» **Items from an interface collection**

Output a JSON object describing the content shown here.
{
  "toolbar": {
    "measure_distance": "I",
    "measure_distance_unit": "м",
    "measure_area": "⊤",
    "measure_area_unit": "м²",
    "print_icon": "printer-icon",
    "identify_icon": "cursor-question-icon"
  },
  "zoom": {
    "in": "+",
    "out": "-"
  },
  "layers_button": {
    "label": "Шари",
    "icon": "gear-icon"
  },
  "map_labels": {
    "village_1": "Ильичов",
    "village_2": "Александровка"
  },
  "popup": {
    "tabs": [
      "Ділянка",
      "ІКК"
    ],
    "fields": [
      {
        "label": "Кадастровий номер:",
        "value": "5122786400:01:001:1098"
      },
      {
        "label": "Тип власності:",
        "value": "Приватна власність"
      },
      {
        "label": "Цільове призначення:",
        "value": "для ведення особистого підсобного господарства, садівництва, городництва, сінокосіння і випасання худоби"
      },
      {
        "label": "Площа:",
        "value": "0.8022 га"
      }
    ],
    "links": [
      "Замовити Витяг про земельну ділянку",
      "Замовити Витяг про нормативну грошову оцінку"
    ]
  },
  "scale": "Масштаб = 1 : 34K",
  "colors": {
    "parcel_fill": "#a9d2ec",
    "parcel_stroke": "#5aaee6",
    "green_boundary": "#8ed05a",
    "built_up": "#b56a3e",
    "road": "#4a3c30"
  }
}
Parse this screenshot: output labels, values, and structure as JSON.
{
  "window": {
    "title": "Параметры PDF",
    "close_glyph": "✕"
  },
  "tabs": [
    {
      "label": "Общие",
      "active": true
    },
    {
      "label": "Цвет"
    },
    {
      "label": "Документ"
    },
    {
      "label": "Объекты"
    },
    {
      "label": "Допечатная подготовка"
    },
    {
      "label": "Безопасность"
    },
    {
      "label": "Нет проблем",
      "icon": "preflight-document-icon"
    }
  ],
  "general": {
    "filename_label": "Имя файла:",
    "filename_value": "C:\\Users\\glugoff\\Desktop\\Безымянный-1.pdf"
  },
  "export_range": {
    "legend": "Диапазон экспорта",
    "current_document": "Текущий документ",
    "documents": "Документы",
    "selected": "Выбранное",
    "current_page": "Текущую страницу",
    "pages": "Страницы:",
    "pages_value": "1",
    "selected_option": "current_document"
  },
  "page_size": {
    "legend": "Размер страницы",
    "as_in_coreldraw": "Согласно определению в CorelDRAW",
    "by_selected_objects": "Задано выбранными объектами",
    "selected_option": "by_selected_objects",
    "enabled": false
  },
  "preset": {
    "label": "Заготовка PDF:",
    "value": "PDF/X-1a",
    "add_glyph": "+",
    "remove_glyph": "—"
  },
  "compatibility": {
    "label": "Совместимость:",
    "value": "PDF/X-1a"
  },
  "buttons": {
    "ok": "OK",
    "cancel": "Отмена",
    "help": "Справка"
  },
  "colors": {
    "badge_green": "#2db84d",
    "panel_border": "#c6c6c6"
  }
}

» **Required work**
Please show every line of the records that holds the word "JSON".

» **Solution for this exercise**
Output a JSON object describing the content shown here.
Parse this screenshot: output labels, values, and structure as JSON.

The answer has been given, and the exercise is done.